Tampa OSHA Defense Lawyer
What is OSHA?
The Occupational Safety and Health Administration (OSHA) is an agency of the U.S. Department of Labor that was put in place to regulate and assure safe and healthy working conditions for employees. One of the main functions of OSHA is to inspect the safety and health conditions of job sites to ensure construction businesses are in compliance. OSHA has developed many standards by which construction businesses are legally bound to adhere. If an OSHA inspector finds that these standards are not being met, a citation will be issued and serious penalties can be assessed.
OSHA Defense: Notice of Contest
If you have been issued a citation for alleged non-compliance with OSHA rules and regulations the first step would be to engage an experienced OSHA defense attorney in Tampa to file a Notice of Contest. A Notice of Contest is a written notification that is sent to the OSHA area director giving notification that you intend to contest the citation, time set for abatement, or proposed penalty. This should be done within 15 days of receiving the citation. Failure to provide a Notice of Contest within 15 days affirms and finalizes the citation, which means penalties will be enforced.
A Tampa OSHA Defense Attorney On Your Side
In order to reduce and even avoid harsh penalties, it is important to have an experienced Tampa OSHA defense attorney as your representation when dealing with an OSHA citation. The process for dealing with these types of violations can be very frustrating and extremely complex. Our team at Trent Cotney, P.A. is highly experienced in OSHA defense, and has an extensive background in representing contractors, subcontractors, suppliers, manufacturers and others in the construction industry.
To schedule an appointment with one of our OSHA defense attorneys, please call us at 813.579.3278 or submit our contact request form to request a consultation.
Disclaimer: The information contained in this article is for general educational information only.
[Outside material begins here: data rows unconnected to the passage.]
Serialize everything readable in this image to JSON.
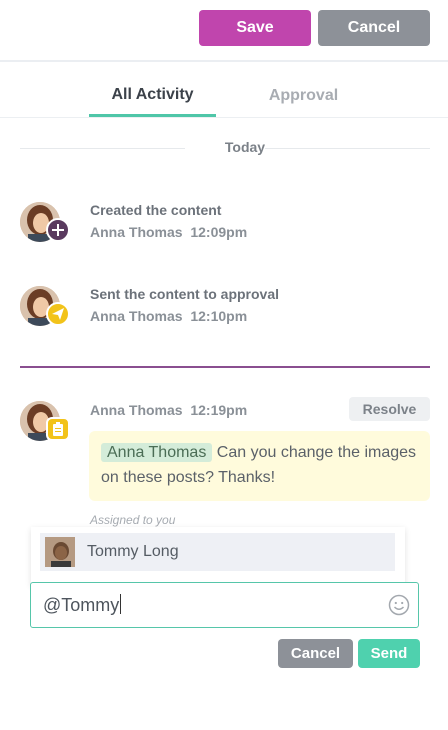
{
  "toolbar": {
    "save_label": "Save",
    "cancel_label": "Cancel"
  },
  "tabs": [
    {
      "label": "All Activity",
      "active": true
    },
    {
      "label": "Approval",
      "active": false
    }
  ],
  "day_label": "Today",
  "activities": [
    {
      "text": "Created the content",
      "author": "Anna Thomas",
      "time": "12:09pm",
      "badge_icon": "plus-icon",
      "badge_color": "#5a3a5f"
    },
    {
      "text": "Sent the content to approval",
      "author": "Anna Thomas",
      "time": "12:10pm",
      "badge_icon": "paper-plane-icon",
      "badge_color": "#f2c31a"
    }
  ],
  "comment": {
    "author": "Anna Thomas",
    "time": "12:19pm",
    "badge_icon": "clipboard-icon",
    "badge_color": "#f2c31a",
    "resolve_label": "Resolve",
    "mention": "Anna Thomas",
    "text": "Can you change the images on these posts? Thanks!",
    "assigned": "Assigned to you"
  },
  "mention_suggestions": [
    {
      "name": "Tommy Long"
    }
  ],
  "reply_input": {
    "value": "@Tommy"
  },
  "reply_actions": {
    "cancel_label": "Cancel",
    "send_label": "Send"
  },
  "colors": {
    "accent_green": "#4fd1ae",
    "brand_purple": "#c045ad",
    "divider_purple": "#8a4f90",
    "neutral_button": "#8d9198"
  }
}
This information does not constitute legal advice, is not intended to constitute legal advice, nor should it be relied upon as legal advice for your specific factual pattern or situation.